“Shoot to the right” – Now how many of us have heard this? This is a statement which many a photographers have made and explained on the internet and various tutorials. Let me try to simplify it by using some examples.
Here is a typical histogram for an image. It can be seen in your camera LCD when you playback an image and click info button in Canon and by pressing the down part of the circular button in Nikon (depends on camera model)
A typical Histogram
The right side of the histogram shows the highlights (bright) data, the left side shows the shadow (dark) data and the center part shows the mid tone data. Normally for a properly exposed image (no over or under exposure) the above is what we get. Of course, it purely depends on what kind of image it is. The curve starts and ends before the two extremes of the highlights or the shadow area.
Histogram representing an underexposed image.
If any part of the image is underexposed, this is what happens:
As you can see, on the left side the black part of the graph has gone beyond the vertical line, which means some part of the image is underexposed.
Histogram representing an overexposed image.
If any part of the image is overexposed, this is what happens:The right side of the graph has gone beyond the vertical line which means some part of the image is over exposed.
If your intention is not to over or under expose any part of the image, then typically the complete graph should be between the two extremes.
Now, lets try to understand what “Shoot to the right” means.
– The graph represents the data in your image. Consider an example where the graph ends much before the two extreme verticals, say 2 cm gap on either side.
– For that scene, when you overexpose by say 1 stop, the whole graph moves to the right (say on the right side the gap is now 1cm and on the left side the gap is 3cm)
– Now go back to zero exposure compensation and underexpose that same scene by 1 stop. The original graph would move to the left and you may have 1cm gap to the left and 3cm to the right)
You can get the same final image (wrt colours, exposure and other processing) from all 3 of the above images where we used different exposure settings.
One of the main advantage of shooting to the right is that the noise in the image is less if there are any dark areas in your frame. But does it make sense in Wildlife photography? May be, may not be. It is debatable.
You need to remember two things:
– Shooting to the right results in getting lesser shutter speed (depends on shooting mode)
– And shooting to the left results in a faster shutter speed for the same aperture + ISO, but at the cost of noise in image.
The above method of reading the histogram helps in getting a correct exposure for your images. That said, it is extremely critical to get the right exposure in the field.
Camera decides the exposure.
In real life example, here is what happens when you shoot in auto mode and let the camera handle the exposure:
The camera exposes the subject as a medium toned subject and the shutter speed and exposure goes for a toss. Look at the histogram (shown in levels in photoshop) and the shutter speed on the top right of the image.This has resulted in over exposed image and a very slow shutter speed, in turn causing image blur.
The Photographer decides the exposure.
Using the correct technique of exposure, if you under expose the image, this is what you get:
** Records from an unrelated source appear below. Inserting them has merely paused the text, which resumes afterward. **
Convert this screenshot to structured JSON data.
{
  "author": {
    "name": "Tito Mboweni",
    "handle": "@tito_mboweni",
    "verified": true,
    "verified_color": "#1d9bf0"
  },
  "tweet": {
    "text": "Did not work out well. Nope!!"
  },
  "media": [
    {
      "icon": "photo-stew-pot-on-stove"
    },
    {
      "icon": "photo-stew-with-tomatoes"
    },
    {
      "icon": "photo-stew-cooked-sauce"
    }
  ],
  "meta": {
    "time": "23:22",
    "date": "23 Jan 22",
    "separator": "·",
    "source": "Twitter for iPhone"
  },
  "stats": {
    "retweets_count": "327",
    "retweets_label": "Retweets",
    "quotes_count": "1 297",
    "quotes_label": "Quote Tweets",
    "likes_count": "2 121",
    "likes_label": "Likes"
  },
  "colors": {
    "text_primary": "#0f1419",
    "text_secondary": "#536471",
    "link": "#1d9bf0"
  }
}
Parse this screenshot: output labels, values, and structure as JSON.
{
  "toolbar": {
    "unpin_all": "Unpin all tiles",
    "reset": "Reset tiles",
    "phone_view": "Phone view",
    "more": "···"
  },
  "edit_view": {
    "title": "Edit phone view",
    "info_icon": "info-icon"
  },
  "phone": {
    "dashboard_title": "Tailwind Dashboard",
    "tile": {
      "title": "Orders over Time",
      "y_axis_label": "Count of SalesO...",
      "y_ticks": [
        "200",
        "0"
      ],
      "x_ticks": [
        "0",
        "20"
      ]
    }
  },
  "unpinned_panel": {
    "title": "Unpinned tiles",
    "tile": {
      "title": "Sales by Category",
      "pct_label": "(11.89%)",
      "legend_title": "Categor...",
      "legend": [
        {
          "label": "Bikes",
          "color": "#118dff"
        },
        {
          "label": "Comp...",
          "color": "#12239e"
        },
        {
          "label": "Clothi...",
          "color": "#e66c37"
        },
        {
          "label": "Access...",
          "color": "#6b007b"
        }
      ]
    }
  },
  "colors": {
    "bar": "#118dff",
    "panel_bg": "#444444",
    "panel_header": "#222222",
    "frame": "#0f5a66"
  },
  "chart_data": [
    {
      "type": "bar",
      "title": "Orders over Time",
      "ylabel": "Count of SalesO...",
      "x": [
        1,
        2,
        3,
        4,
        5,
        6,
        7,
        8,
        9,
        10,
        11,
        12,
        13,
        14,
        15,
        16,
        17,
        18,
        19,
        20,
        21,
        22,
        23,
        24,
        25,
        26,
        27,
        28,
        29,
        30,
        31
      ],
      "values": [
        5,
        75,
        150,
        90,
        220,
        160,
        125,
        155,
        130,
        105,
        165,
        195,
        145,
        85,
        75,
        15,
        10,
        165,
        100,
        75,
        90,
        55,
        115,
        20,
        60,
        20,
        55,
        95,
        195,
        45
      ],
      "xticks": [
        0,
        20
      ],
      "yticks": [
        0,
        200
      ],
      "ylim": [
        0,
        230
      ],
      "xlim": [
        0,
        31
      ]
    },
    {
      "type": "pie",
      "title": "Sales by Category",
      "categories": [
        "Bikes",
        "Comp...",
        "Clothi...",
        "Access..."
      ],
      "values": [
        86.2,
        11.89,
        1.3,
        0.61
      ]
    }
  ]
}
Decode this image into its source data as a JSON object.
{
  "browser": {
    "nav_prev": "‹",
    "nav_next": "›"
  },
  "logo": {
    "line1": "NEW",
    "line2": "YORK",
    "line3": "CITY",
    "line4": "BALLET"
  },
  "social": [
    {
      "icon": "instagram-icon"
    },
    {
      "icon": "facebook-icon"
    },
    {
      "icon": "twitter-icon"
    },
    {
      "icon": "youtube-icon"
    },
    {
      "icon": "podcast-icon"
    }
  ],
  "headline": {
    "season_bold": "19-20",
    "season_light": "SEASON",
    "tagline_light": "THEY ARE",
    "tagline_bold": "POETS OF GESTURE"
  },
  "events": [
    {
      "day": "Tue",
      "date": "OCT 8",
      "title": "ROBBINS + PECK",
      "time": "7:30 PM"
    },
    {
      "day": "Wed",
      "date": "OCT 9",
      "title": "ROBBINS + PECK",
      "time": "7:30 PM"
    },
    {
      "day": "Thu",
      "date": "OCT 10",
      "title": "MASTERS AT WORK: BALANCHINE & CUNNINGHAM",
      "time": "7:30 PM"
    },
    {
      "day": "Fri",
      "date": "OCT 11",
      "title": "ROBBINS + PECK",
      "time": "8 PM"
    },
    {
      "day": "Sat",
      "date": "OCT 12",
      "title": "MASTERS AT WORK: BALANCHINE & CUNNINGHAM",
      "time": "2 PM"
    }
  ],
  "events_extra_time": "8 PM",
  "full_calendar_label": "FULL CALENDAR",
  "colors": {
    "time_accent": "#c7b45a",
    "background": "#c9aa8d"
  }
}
Note: If your monitor is not properly calibrated, you will see everything dark and no details in black.But check the histogram, the graph ends well with in the left side vertical line, which means we have good exposure where we can see details in the black area. Also check the shutter speed. Because of correct exposure you have got a higher shutter speed in turn getting a sharp image
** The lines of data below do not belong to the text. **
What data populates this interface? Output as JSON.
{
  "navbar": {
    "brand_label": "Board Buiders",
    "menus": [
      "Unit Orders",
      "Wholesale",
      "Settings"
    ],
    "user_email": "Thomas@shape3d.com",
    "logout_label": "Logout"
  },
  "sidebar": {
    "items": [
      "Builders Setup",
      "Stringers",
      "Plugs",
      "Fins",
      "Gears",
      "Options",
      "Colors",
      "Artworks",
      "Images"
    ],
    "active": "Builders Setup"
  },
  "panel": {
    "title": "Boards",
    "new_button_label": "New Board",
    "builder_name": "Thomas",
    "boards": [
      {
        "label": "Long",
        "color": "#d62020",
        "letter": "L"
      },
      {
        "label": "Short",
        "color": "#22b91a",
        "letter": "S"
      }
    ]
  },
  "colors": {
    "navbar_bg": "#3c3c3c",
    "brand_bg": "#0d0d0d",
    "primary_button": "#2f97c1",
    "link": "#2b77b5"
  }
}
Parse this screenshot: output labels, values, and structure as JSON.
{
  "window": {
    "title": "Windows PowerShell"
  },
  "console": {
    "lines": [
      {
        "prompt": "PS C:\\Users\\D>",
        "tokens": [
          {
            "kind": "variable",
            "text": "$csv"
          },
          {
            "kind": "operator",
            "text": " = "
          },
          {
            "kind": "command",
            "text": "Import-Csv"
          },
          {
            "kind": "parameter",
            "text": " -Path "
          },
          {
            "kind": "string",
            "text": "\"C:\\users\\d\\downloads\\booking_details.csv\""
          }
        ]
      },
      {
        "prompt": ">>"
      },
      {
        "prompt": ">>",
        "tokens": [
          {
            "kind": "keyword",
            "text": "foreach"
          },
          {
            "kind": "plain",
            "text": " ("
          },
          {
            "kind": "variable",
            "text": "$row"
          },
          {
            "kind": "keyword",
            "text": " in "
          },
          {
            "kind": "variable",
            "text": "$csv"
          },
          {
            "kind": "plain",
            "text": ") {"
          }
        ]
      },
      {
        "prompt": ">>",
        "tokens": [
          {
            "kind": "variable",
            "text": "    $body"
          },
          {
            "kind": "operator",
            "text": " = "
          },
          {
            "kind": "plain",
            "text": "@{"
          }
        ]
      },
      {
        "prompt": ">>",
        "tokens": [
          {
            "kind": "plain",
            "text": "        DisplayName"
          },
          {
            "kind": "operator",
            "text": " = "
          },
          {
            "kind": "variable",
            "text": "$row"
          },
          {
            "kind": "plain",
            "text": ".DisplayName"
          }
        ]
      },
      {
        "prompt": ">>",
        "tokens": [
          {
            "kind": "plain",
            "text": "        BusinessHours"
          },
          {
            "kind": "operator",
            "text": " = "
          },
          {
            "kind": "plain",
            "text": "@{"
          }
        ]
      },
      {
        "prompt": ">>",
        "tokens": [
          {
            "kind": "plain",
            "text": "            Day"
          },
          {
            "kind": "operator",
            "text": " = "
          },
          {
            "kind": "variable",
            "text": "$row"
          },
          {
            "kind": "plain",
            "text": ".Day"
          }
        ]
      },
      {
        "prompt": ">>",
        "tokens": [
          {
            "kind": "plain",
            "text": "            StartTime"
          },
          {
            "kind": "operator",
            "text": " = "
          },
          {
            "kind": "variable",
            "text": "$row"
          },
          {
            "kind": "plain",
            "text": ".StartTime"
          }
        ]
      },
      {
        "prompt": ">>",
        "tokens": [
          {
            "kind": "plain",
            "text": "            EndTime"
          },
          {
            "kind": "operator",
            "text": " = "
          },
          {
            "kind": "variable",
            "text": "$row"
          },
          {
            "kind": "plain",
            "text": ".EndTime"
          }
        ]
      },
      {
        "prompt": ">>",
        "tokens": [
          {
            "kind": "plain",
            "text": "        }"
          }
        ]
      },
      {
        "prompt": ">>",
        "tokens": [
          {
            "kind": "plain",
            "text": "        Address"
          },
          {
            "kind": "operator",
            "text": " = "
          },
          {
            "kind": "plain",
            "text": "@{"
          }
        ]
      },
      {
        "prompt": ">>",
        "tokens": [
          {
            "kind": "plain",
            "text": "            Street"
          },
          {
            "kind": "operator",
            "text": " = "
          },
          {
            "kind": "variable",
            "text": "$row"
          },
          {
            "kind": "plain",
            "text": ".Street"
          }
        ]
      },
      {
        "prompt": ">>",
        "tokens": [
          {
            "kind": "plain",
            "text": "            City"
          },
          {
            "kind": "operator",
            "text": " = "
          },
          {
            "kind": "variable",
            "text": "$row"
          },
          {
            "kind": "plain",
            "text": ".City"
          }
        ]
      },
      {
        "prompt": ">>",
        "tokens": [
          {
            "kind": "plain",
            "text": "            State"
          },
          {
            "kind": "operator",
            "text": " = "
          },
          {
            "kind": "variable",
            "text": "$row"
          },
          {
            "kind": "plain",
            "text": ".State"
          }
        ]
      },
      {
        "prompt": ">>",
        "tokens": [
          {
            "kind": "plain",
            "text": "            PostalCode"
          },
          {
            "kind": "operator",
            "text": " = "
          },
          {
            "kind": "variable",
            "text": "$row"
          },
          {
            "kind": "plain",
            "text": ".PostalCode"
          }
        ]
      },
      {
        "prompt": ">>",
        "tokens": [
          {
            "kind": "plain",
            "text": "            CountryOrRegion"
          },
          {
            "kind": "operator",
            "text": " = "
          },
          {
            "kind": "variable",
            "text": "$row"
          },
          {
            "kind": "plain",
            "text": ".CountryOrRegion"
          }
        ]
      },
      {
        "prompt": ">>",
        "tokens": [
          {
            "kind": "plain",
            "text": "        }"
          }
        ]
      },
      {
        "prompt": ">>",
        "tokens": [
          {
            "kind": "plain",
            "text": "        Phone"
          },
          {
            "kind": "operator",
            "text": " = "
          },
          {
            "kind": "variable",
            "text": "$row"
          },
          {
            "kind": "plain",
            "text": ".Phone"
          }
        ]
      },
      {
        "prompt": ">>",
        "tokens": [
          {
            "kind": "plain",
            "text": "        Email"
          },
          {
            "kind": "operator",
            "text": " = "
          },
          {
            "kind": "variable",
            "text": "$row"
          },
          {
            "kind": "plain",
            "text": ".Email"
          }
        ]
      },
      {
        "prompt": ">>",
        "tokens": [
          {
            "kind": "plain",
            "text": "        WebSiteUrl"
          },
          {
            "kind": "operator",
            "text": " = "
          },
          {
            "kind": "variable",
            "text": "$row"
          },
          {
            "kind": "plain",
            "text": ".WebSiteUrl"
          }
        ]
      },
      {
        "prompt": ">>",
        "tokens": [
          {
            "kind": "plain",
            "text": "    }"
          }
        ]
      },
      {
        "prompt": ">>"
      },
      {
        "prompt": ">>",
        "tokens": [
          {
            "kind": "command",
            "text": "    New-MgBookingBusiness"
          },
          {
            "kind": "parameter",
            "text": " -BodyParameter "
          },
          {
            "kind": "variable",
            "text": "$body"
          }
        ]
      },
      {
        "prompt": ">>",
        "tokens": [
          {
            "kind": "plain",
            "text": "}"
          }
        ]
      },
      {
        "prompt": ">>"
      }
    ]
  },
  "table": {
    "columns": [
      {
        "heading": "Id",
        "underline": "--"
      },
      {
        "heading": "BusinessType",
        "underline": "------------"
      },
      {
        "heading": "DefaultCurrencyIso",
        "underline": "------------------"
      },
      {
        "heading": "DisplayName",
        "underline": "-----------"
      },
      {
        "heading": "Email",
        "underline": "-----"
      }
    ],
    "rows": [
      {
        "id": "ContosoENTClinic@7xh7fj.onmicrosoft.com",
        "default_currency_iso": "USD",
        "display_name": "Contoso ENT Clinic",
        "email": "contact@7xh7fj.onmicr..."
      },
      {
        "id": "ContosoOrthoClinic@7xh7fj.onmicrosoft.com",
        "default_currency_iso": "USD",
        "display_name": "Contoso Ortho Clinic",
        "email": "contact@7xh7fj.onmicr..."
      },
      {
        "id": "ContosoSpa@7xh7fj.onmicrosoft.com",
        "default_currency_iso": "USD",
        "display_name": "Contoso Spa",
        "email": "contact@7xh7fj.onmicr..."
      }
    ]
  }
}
Of course, by using level adjustment in photoshop, you can get more details in black by increasing the brightness of the image by sliding in the right part of levels.
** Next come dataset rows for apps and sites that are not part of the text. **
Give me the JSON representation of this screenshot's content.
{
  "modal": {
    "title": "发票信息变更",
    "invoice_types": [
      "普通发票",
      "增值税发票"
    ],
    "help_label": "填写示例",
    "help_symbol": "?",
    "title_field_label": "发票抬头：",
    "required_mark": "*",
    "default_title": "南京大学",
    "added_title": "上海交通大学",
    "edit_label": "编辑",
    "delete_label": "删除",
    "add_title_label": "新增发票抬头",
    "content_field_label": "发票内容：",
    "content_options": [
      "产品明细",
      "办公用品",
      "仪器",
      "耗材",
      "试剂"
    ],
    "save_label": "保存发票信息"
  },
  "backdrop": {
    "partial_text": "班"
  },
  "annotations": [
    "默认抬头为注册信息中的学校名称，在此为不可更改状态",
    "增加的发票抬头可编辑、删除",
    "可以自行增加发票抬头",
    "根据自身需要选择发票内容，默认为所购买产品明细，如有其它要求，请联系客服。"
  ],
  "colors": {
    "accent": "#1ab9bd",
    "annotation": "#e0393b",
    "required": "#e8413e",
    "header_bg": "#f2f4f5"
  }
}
Another important aspect of digital photography is the correct usage of ICC profiles. If your image is not properly tagged, then there is no guarantee on the colours what you saw on your monitor and what is seen by others in their monitors.
Missing ICC profile for an image.
Normally when you open an image in PS (with some advanced colour settings) if there is no ICC profile tagged, this is what happens:
The above is a topic for another article. But I hope the above was helpful in making you understand about histogram and what role it plays in image making.